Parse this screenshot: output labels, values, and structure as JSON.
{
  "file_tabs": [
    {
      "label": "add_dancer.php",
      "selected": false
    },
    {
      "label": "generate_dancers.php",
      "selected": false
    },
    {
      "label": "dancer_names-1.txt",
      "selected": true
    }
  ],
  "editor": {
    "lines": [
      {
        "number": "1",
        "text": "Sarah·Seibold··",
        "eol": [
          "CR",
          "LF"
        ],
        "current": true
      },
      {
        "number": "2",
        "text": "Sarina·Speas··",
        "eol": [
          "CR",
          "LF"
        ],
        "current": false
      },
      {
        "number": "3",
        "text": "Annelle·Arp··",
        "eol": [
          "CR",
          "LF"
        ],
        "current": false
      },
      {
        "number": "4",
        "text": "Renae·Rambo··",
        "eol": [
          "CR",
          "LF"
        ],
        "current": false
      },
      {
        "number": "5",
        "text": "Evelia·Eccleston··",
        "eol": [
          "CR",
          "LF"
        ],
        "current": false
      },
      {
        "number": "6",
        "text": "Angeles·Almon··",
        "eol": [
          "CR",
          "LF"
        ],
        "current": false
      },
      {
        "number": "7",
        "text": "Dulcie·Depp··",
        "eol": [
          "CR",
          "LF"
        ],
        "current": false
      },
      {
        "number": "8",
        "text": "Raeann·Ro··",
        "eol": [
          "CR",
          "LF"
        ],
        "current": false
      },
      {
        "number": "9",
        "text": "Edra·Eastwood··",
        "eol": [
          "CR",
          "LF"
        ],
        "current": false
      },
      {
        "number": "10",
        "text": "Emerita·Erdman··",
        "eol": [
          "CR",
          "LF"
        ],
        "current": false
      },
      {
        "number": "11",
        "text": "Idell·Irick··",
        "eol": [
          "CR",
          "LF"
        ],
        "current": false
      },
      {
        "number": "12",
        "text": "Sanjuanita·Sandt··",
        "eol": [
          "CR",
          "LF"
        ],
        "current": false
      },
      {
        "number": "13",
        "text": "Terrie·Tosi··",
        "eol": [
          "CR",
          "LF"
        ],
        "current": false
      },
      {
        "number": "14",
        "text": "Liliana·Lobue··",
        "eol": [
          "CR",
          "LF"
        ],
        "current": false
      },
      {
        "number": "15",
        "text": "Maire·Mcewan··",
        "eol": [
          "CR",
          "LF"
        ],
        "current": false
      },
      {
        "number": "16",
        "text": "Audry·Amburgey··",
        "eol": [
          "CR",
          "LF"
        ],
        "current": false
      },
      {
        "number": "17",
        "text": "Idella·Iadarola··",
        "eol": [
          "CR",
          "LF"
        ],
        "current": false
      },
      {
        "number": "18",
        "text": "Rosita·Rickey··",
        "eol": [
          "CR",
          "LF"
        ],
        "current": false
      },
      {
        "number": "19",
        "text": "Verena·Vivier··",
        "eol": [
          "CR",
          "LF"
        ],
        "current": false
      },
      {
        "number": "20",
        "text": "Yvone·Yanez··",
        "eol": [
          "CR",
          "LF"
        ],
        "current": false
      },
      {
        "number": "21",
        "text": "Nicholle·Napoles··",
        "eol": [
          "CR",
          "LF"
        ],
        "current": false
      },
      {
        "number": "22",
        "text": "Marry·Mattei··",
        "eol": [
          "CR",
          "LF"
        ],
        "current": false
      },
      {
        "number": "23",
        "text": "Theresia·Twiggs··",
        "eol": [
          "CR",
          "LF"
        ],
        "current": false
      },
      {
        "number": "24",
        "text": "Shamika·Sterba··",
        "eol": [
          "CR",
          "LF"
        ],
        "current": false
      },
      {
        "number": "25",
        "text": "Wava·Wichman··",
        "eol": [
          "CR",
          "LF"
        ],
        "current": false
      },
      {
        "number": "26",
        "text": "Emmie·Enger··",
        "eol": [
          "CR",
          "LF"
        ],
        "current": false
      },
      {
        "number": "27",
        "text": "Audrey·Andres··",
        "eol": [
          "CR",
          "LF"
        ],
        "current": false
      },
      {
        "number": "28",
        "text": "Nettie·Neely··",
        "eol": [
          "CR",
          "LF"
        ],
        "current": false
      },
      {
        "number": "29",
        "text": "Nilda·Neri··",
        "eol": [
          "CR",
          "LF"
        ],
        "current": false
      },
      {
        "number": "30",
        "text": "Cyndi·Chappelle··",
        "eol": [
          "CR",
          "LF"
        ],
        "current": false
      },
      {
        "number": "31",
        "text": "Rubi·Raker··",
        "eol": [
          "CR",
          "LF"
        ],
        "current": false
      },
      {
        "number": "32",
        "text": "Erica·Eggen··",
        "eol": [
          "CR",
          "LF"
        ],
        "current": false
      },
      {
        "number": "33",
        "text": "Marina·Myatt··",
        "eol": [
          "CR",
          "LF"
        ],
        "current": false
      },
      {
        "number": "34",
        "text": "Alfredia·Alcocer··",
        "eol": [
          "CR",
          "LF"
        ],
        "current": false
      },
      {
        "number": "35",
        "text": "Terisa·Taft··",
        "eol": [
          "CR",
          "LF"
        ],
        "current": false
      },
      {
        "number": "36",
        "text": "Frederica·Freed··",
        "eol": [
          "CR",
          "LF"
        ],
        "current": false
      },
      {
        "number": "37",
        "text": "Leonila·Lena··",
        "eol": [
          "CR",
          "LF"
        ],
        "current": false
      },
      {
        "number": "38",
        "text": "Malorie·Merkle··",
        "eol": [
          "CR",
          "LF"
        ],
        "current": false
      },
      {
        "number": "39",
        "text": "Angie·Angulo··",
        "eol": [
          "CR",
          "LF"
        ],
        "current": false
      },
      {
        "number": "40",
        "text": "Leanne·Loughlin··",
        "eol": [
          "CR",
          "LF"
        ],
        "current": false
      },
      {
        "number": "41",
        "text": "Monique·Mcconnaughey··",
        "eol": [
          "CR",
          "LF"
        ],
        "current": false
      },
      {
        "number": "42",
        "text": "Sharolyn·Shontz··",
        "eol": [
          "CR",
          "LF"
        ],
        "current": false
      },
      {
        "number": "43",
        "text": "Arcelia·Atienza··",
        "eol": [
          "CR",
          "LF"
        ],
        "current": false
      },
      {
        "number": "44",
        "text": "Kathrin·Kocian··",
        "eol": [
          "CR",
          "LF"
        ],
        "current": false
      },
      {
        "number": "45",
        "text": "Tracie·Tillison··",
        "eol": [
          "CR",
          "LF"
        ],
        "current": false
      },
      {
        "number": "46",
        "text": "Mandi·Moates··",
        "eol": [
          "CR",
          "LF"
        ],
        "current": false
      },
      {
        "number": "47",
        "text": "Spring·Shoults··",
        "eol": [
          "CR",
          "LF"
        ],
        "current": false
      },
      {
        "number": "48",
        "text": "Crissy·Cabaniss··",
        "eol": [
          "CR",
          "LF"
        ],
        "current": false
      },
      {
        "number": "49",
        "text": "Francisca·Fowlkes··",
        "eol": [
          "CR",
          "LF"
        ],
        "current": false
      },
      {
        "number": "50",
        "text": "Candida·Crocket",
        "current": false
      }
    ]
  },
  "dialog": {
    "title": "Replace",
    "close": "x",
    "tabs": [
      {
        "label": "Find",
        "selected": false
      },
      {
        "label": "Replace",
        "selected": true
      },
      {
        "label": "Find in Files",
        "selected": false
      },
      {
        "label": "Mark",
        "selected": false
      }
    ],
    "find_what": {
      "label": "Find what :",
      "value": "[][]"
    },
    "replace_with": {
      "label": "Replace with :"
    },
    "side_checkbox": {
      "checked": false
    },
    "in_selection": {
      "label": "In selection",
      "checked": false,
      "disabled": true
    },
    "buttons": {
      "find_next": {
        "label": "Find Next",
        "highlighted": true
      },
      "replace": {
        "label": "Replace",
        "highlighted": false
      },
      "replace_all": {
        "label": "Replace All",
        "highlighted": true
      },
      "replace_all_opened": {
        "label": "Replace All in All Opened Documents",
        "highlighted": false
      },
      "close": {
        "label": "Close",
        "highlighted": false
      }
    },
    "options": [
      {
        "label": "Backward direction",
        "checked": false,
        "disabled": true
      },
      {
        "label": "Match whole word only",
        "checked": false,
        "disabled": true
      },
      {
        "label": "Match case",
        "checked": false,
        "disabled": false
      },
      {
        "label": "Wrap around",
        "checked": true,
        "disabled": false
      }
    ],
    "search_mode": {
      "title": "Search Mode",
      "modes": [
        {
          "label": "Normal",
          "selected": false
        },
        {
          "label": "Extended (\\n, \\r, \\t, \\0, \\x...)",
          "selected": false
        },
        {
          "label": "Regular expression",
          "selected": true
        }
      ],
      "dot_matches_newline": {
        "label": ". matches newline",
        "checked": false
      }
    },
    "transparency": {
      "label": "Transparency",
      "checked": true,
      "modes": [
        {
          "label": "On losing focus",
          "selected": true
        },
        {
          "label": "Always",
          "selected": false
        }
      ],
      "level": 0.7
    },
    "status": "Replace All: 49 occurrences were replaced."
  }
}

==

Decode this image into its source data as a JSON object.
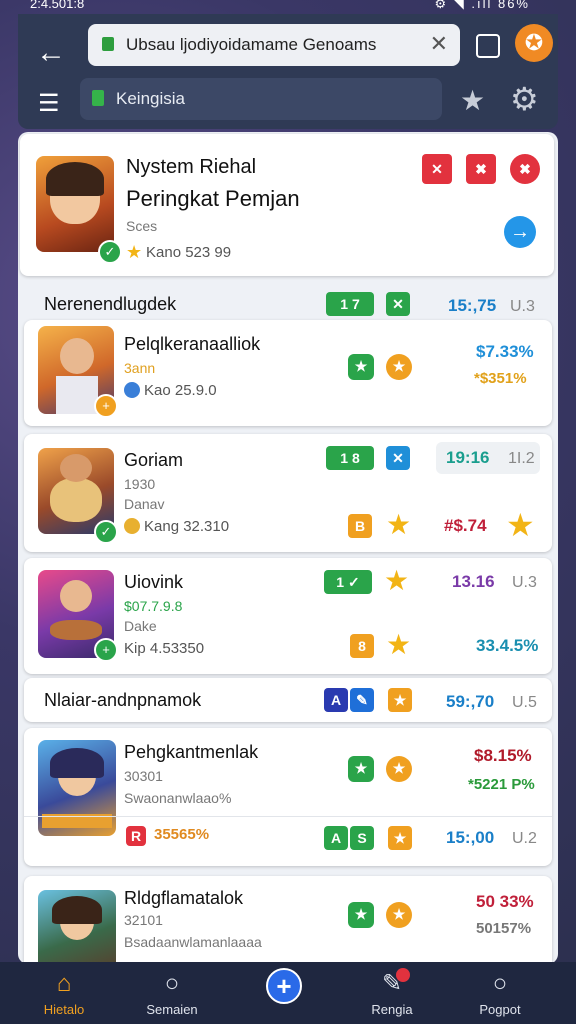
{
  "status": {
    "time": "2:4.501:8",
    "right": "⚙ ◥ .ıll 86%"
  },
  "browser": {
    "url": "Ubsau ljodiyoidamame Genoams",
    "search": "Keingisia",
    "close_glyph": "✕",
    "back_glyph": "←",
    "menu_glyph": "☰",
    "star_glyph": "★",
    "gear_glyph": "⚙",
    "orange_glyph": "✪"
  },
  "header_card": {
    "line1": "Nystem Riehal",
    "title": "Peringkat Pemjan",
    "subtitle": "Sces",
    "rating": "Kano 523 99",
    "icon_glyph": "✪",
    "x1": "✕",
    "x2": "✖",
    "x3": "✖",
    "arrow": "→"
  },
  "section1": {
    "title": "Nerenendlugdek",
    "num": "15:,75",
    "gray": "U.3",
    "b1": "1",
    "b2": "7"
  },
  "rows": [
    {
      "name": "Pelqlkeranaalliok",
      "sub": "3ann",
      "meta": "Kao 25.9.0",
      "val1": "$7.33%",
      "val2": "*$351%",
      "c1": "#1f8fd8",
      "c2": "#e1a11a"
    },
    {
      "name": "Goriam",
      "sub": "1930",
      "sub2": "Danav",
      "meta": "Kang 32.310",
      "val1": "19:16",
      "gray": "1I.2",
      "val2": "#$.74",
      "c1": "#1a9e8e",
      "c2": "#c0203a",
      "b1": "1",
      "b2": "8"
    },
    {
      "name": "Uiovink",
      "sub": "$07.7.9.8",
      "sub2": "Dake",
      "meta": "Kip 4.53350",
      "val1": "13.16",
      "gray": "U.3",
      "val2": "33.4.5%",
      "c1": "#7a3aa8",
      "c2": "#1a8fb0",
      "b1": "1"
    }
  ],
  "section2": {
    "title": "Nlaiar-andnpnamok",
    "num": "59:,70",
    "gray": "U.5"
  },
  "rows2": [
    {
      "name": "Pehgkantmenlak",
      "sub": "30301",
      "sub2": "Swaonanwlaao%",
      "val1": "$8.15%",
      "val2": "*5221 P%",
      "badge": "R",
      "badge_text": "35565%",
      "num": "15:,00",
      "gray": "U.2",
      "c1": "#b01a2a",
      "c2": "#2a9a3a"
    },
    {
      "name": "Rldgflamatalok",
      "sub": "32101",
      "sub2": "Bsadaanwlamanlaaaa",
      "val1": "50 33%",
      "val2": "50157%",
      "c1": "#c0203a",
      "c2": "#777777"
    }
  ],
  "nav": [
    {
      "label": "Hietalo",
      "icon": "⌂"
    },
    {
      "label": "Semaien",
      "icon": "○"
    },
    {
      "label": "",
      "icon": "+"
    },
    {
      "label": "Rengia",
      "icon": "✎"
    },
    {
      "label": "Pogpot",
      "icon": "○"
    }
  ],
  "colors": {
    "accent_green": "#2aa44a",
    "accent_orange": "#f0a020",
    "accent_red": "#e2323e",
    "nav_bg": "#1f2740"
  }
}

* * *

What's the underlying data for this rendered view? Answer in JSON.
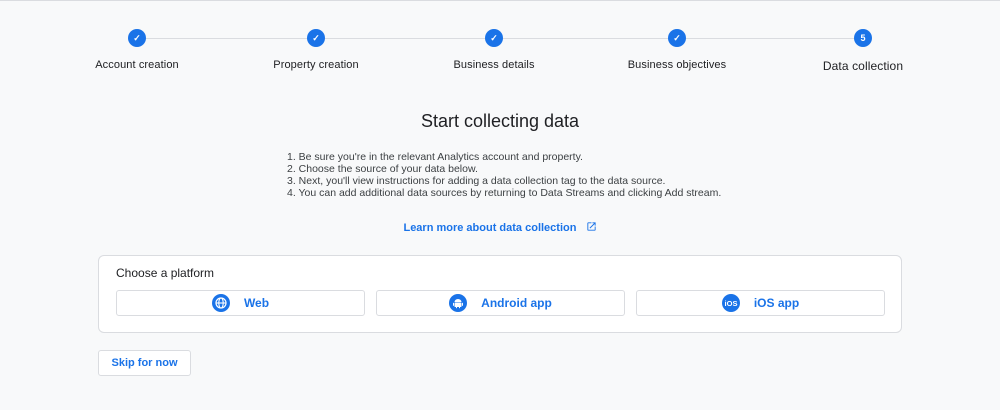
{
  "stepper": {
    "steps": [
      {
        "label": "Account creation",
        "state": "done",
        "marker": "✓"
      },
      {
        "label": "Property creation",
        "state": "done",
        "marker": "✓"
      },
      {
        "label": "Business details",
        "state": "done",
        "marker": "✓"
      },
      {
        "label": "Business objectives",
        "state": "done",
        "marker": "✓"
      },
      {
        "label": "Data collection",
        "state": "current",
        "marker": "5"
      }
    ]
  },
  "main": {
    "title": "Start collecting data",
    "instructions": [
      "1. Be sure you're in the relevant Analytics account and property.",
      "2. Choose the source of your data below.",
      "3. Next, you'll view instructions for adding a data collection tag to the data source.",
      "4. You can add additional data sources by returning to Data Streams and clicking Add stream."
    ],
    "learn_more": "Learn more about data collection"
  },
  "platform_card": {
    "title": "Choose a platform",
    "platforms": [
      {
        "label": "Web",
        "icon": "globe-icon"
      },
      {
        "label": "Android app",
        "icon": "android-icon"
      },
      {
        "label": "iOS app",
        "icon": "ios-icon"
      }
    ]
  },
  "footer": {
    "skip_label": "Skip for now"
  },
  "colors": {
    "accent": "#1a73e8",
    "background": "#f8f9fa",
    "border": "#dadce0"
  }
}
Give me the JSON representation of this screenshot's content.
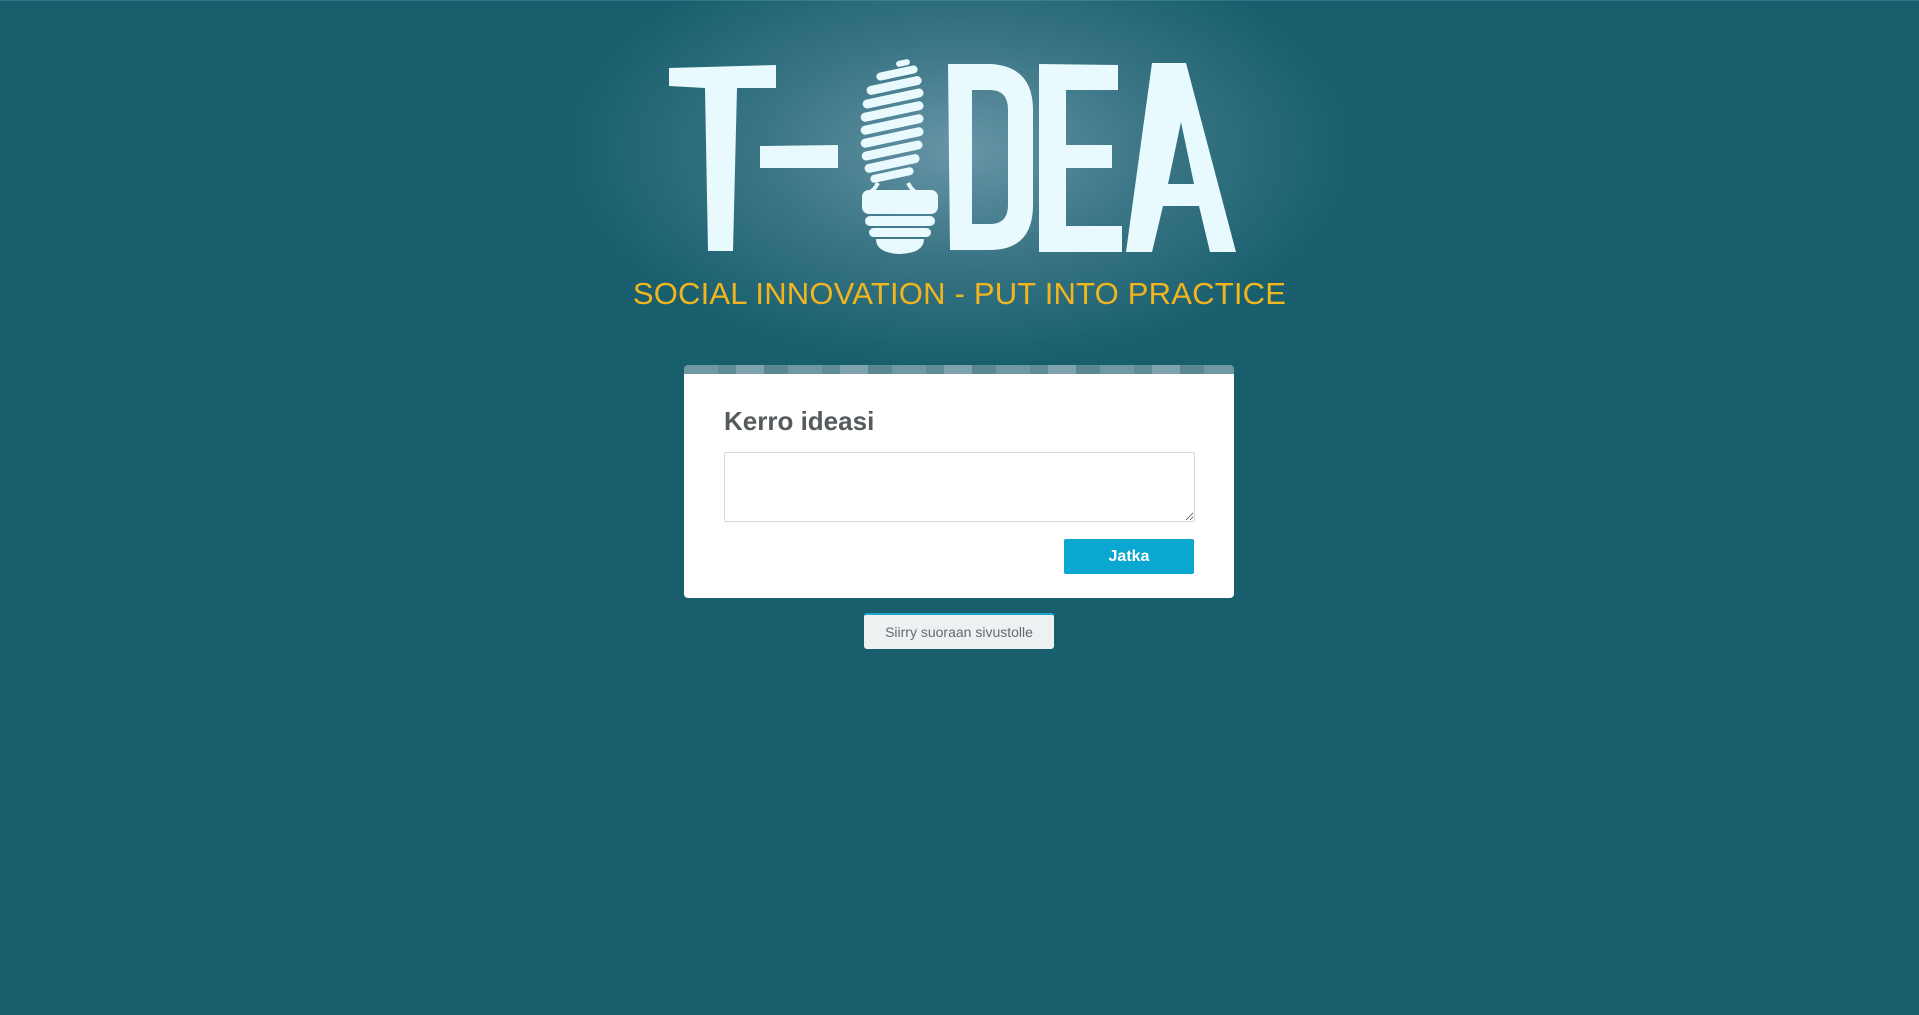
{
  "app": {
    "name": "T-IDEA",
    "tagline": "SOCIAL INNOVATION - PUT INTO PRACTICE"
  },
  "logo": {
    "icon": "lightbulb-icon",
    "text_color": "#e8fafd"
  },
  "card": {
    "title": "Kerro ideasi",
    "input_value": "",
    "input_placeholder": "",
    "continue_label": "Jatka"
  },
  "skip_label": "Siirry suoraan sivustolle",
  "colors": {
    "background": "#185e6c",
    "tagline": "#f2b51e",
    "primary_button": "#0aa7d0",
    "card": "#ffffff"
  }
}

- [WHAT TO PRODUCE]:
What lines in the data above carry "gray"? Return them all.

- [RESPONSE TO THE EXERCISE]:
    "gray": "U.3",
      "gray": "1I.2",
      "gray": "U.3",
    "gray": "U.5"
      "gray": "U.2",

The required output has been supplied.